New Teacher Tip #9: Ask a lot of Questions
This goes along with asking for help. Sometimes you don’t need physical help; you need information.
If you have a lot of questions that come to you during the day, write them down. Make a list. Then go to your mentor teacher and ask. If he/she can’t answer all the questions, get a referral of where to go for answers.
Don’t leave questions unanswered. Find someone who knows the answers or a place in the school to get the answers.
Here are some things you may have questions about, and you can add to this list.
Be sure you have answers to everything so that you can serve the students the best way possible.
New Teacher Tip #10: Get Organized
Be sure that you have the right supplies to be organized. Share your Amazon list with others who support you
Here are a few of my favorite things. (Did you start singing the song too?)
Stapler and Staples
Lesson Plan Book
Have a system in place before the year begins. It will make it so much easier to get started. Then, of course, you can always tweak it as needed to match what will work best in your classroom.
BONUS New Teacher Tip: Take Care of Yourself
Self-care is important no matter what job you hold. However, you need to be sure that you are taking care of yourself. You really can’t take care of others if you don’t take care of yourself first.
This can include simple things like journaling to get things off your mind.
It can also be manicures, pedicures, and massages.
One thing I loved to do was sleep in, especially on the weekends. On weeknights, I tried to go to sleep early. My mornings, during the week, started at 4:30am; I had to make sure I had at least 6 hours of sleep if not more.
Every year that you teach, you will gain experience, obviously.

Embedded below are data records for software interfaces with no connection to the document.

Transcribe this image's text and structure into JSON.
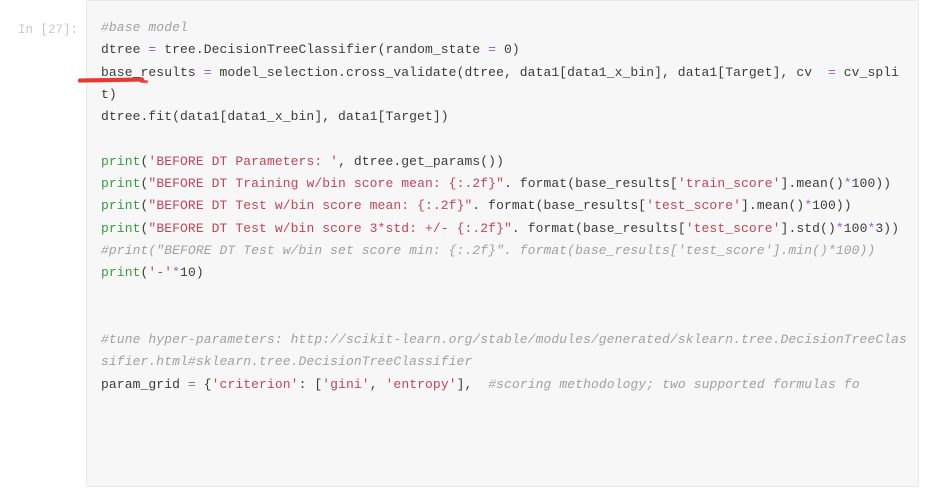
{
  "notebook": {
    "cell": {
      "prompt_label": "In [27]:",
      "cell_type": "code",
      "execution_count": 27
    },
    "annotation": {
      "kind": "red-underline",
      "target_text": "dtree",
      "color": "#e23b34"
    },
    "theme": {
      "cell_background": "#f7f7f7",
      "cell_border": "#e8e8e8",
      "page_background": "#ffffff",
      "prompt_color": "#c9c9c9",
      "text_color": "#3b3b3b",
      "comment_color": "#a0a0a0",
      "string_color": "#c5435a",
      "builtin_color": "#3a9a41",
      "operator_color": "#8f5fd6"
    },
    "source_lines": [
      {
        "id": "l1",
        "text": "#base model"
      },
      {
        "id": "l2",
        "text": "dtree = tree.DecisionTreeClassifier(random_state = 0)"
      },
      {
        "id": "l3",
        "text": "base_results = model_selection.cross_validate(dtree, data1[data1_x_bin], data1[Target], cv  = cv_split)"
      },
      {
        "id": "l4",
        "text": "dtree.fit(data1[data1_x_bin], data1[Target])"
      },
      {
        "id": "l5",
        "text": ""
      },
      {
        "id": "l6",
        "text": "print('BEFORE DT Parameters: ', dtree.get_params())"
      },
      {
        "id": "l7",
        "text": "print(\"BEFORE DT Training w/bin score mean: {:.2f}\". format(base_results['train_score'].mean()*100))"
      },
      {
        "id": "l8",
        "text": "print(\"BEFORE DT Test w/bin score mean: {:.2f}\". format(base_results['test_score'].mean()*100))"
      },
      {
        "id": "l9",
        "text": "print(\"BEFORE DT Test w/bin score 3*std: +/- {:.2f}\". format(base_results['test_score'].std()*100*3))"
      },
      {
        "id": "l10",
        "text": "#print(\"BEFORE DT Test w/bin set score min: {:.2f}\". format(base_results['test_score'].min()*100))"
      },
      {
        "id": "l11",
        "text": "print('-'*10)"
      },
      {
        "id": "l12",
        "text": ""
      },
      {
        "id": "l13",
        "text": ""
      },
      {
        "id": "l14",
        "text": "#tune hyper-parameters: http://scikit-learn.org/stable/modules/generated/sklearn.tree.DecisionTreeClassifier.html#sklearn.tree.DecisionTreeClassifier"
      },
      {
        "id": "l15",
        "text": "param_grid = {'criterion': ['gini', 'entropy'],  #scoring methodology; two supported formulas fo"
      }
    ],
    "tokens": {
      "line1_comment": "#base model",
      "line2_a": "dtree ",
      "line2_eq": "=",
      "line2_b": " tree.DecisionTreeClassifier(random_state ",
      "line2_eq2": "=",
      "line2_c": " 0)",
      "line3_a": "base_results ",
      "line3_eq": "=",
      "line3_b": " model_selection.cross_validate(dtree, data1[data1_x_bin], data1[Target], cv  ",
      "line3_eq2": "=",
      "line3_c": " cv_split)",
      "line4": "dtree.fit(data1[data1_x_bin], data1[Target])",
      "line6_print": "print",
      "line6_open": "(",
      "line6_str": "'BEFORE DT Parameters: '",
      "line6_rest": ", dtree.get_params())",
      "line7_print": "print",
      "line7_open": "(",
      "line7_str": "\"BEFORE DT Training w/bin score mean: {:.2f}\"",
      "line7_mid": ". format(base_results[",
      "line7_str2": "'train_score'",
      "line7_mid2": "].mean()",
      "line7_op": "*",
      "line7_end": "100))",
      "line8_print": "print",
      "line8_open": "(",
      "line8_str": "\"BEFORE DT Test w/bin score mean: {:.2f}\"",
      "line8_mid": ". format(base_results[",
      "line8_str2": "'test_score'",
      "line8_mid2": "].mean()",
      "line8_op": "*",
      "line8_end": "100))",
      "line9_print": "print",
      "line9_open": "(",
      "line9_str": "\"BEFORE DT Test w/bin score 3*std: +/- {:.2f}\"",
      "line9_mid": ". format(base_results[",
      "line9_str2": "'test_score'",
      "line9_mid2": "].std()",
      "line9_op": "*",
      "line9_mid3": "100",
      "line9_op2": "*",
      "line9_end": "3))",
      "line10_comment": "#print(\"BEFORE DT Test w/bin set score min: {:.2f}\". format(base_results['test_score'].min()*100))",
      "line11_print": "print",
      "line11_open": "(",
      "line11_str": "'-'",
      "line11_op": "*",
      "line11_end": "10)",
      "line14_comment": "#tune hyper-parameters: http://scikit-learn.org/stable/modules/generated/sklearn.tree.DecisionTreeClassifier.html#sklearn.tree.DecisionTreeClassifier",
      "line15_a": "param_grid ",
      "line15_eq": "=",
      "line15_b": " {",
      "line15_str1": "'criterion'",
      "line15_c": ": [",
      "line15_str2": "'gini'",
      "line15_d": ", ",
      "line15_str3": "'entropy'",
      "line15_e": "],  ",
      "line15_comment": "#scoring methodology; two supported formulas fo"
    }
  }
}
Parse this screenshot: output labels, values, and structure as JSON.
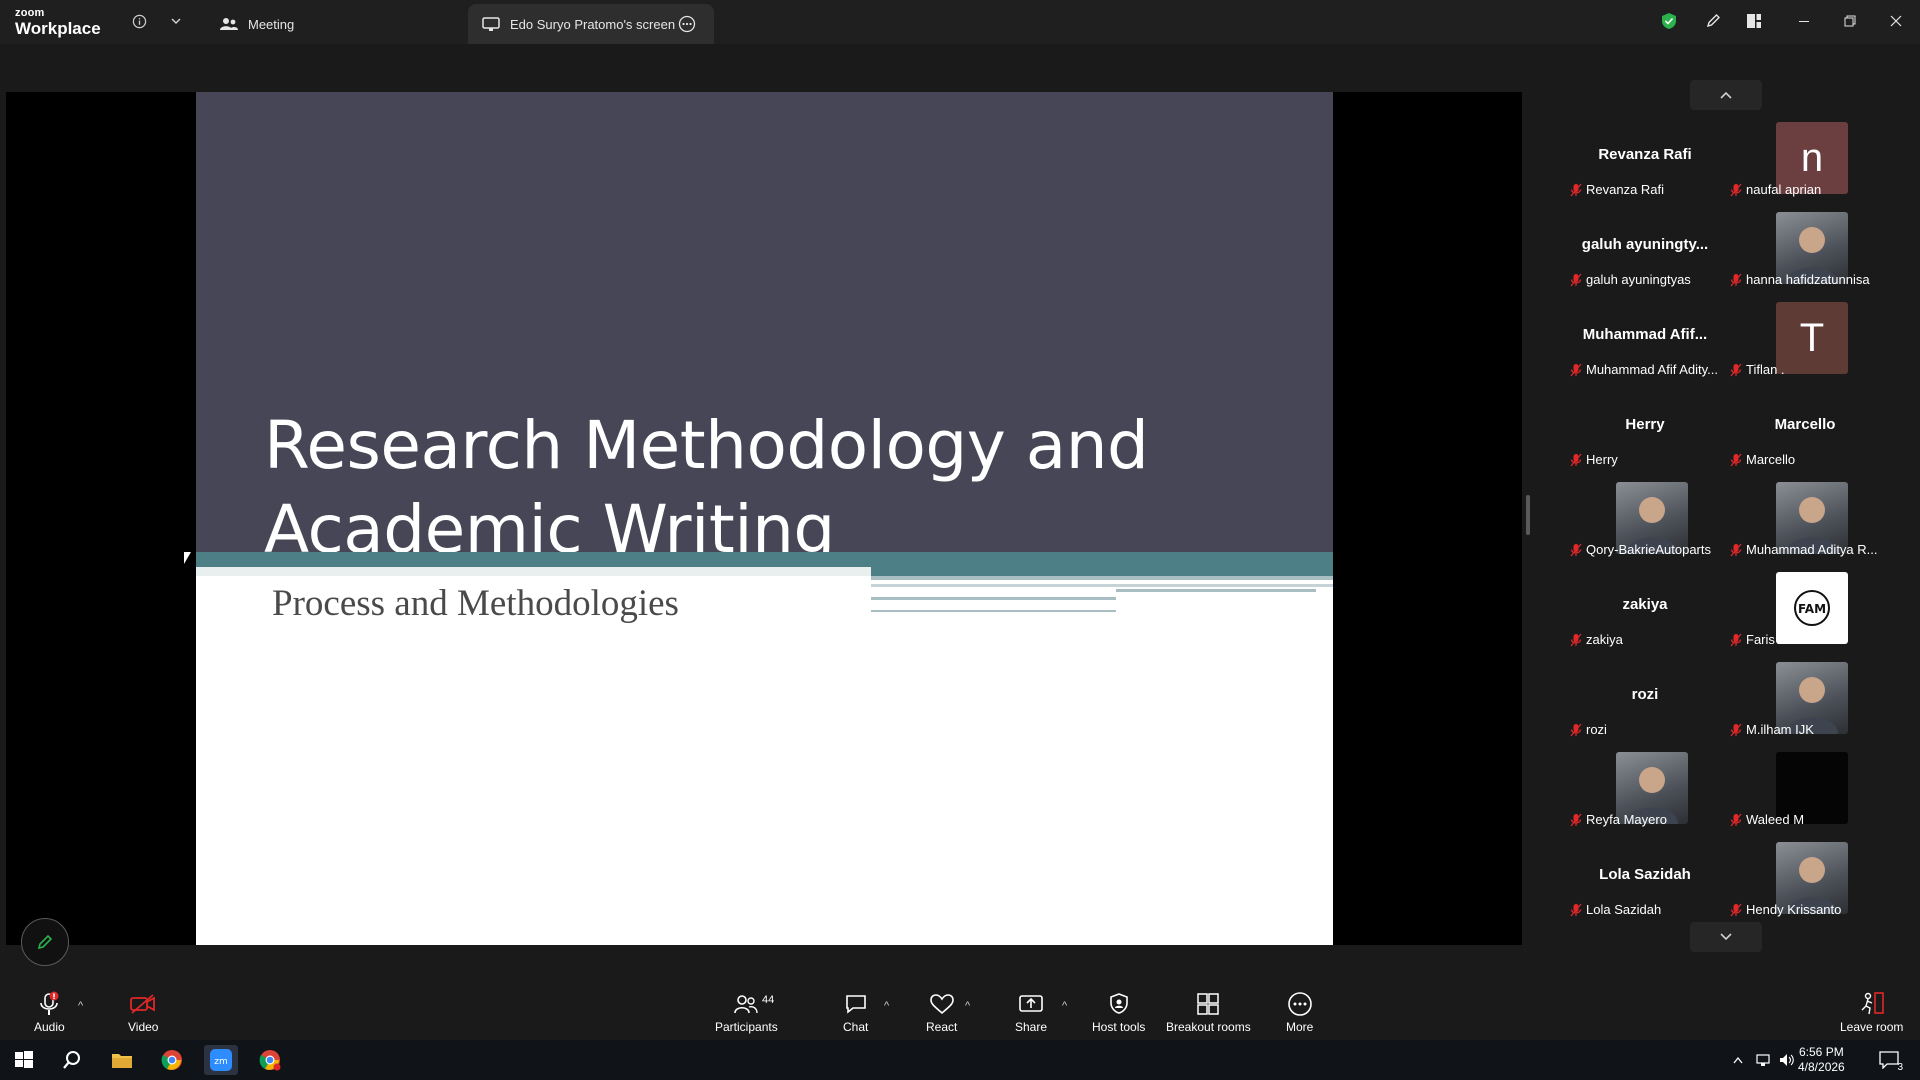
{
  "app": {
    "brand_small": "zoom",
    "brand_big": "Workplace"
  },
  "tabs": [
    {
      "label": "Meeting"
    },
    {
      "label": "Edo Suryo Pratomo's screen"
    }
  ],
  "slide": {
    "title_line1": "Research Methodology and",
    "title_line2": "Academic Writing",
    "subtitle": "Process and Methodologies"
  },
  "participants": [
    {
      "name": "Revanza Rafi",
      "label": "Revanza Rafi",
      "avatar": "none"
    },
    {
      "name": "naufal aprian",
      "label": "naufal aprian",
      "avatar": "letter",
      "letter": "n",
      "color": "#6b3f3f"
    },
    {
      "name": "galuh ayuningty...",
      "label": "galuh ayuningtyas",
      "avatar": "none"
    },
    {
      "name": "hanna hafidzatunnisa",
      "label": "hanna hafidzatunnisa",
      "avatar": "photo"
    },
    {
      "name": "Muhammad Afif...",
      "label": "Muhammad Afif Adity...",
      "avatar": "none"
    },
    {
      "name": "Tiflan .",
      "label": "Tiflan .",
      "avatar": "letter",
      "letter": "T",
      "color": "#5e3b35"
    },
    {
      "name": "Herry",
      "label": "Herry",
      "avatar": "none"
    },
    {
      "name": "Marcello",
      "label": "Marcello",
      "avatar": "none"
    },
    {
      "name": "Qory-BakrieAutoparts",
      "label": "Qory-BakrieAutoparts",
      "avatar": "photo"
    },
    {
      "name": "Muhammad Aditya R...",
      "label": "Muhammad Aditya R...",
      "avatar": "photo"
    },
    {
      "name": "zakiya",
      "label": "zakiya",
      "avatar": "none"
    },
    {
      "name": "Faris Alhaadi",
      "label": "Faris Alhaadi",
      "avatar": "logo",
      "logo_text": "FAM"
    },
    {
      "name": "rozi",
      "label": "rozi",
      "avatar": "none"
    },
    {
      "name": "M.ilham IJK",
      "label": "M.ilham IJK",
      "avatar": "photo"
    },
    {
      "name": "Reyfa Mayero",
      "label": "Reyfa Mayero",
      "avatar": "photo"
    },
    {
      "name": "Waleed M",
      "label": "Waleed M",
      "avatar": "dark"
    },
    {
      "name": "Lola Sazidah",
      "label": "Lola Sazidah",
      "avatar": "none"
    },
    {
      "name": "Hendy Krissanto",
      "label": "Hendy Krissanto",
      "avatar": "photo"
    }
  ],
  "toolbar": {
    "audio": "Audio",
    "video": "Video",
    "participants": "Participants",
    "participants_count": "44",
    "chat": "Chat",
    "react": "React",
    "share": "Share",
    "host_tools": "Host tools",
    "breakout_rooms": "Breakout rooms",
    "more": "More",
    "leave": "Leave room"
  },
  "taskbar": {
    "time": "6:56 PM",
    "date": "4/8/2026",
    "notifications": "3"
  },
  "colors": {
    "muted_red": "#e02828",
    "security_green": "#2bb24c",
    "slide_dark": "#464656",
    "slide_teal": "#4d7f86"
  }
}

You will also gain knowledge that you can carry into all of your future years.
I hope that you can take these 10 New Teacher Tips with you into your first year.
Have a great first year! You’ve got this.